Task requirements:
Check each line of the data below for the string "maximize", then report how many lines have it and nothing else.

[Opening Task input section]

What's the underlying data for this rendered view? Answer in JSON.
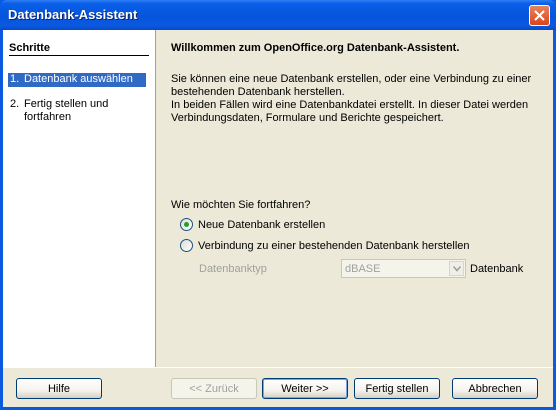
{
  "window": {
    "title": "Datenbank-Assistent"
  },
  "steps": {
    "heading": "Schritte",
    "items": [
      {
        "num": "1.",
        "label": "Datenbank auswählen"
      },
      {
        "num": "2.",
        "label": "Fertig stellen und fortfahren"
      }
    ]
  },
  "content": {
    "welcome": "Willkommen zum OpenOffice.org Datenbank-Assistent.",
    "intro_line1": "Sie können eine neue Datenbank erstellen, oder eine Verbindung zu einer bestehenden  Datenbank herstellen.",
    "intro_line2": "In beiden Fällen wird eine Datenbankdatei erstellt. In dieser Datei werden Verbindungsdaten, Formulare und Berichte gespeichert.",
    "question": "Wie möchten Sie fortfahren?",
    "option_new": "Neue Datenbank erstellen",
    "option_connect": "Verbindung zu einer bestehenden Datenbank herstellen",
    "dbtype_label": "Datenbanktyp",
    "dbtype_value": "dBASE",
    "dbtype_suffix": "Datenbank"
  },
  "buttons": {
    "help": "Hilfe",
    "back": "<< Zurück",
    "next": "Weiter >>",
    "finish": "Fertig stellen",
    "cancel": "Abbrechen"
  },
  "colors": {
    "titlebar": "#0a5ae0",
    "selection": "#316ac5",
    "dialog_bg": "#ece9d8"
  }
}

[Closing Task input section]
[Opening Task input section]

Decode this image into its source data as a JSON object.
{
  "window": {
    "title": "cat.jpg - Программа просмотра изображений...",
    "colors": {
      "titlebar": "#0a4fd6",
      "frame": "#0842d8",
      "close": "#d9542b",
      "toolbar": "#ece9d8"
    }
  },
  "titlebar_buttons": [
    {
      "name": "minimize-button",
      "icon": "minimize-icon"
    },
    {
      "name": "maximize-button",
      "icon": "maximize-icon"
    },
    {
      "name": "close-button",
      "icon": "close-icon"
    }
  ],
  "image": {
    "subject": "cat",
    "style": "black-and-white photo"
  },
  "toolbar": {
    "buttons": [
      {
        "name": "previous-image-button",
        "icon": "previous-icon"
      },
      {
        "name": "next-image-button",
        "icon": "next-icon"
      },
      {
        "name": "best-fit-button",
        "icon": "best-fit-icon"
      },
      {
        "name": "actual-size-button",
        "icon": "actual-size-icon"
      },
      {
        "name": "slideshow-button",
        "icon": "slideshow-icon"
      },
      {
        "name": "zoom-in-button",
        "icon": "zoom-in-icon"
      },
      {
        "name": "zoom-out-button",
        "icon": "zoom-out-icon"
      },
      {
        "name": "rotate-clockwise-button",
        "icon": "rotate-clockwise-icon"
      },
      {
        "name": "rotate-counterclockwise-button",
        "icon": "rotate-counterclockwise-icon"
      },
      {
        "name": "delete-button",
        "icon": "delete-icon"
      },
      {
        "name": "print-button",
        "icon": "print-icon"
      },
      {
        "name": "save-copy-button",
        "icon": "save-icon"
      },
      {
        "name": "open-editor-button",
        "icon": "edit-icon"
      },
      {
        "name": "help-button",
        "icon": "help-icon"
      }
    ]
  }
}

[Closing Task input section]

Reply:
2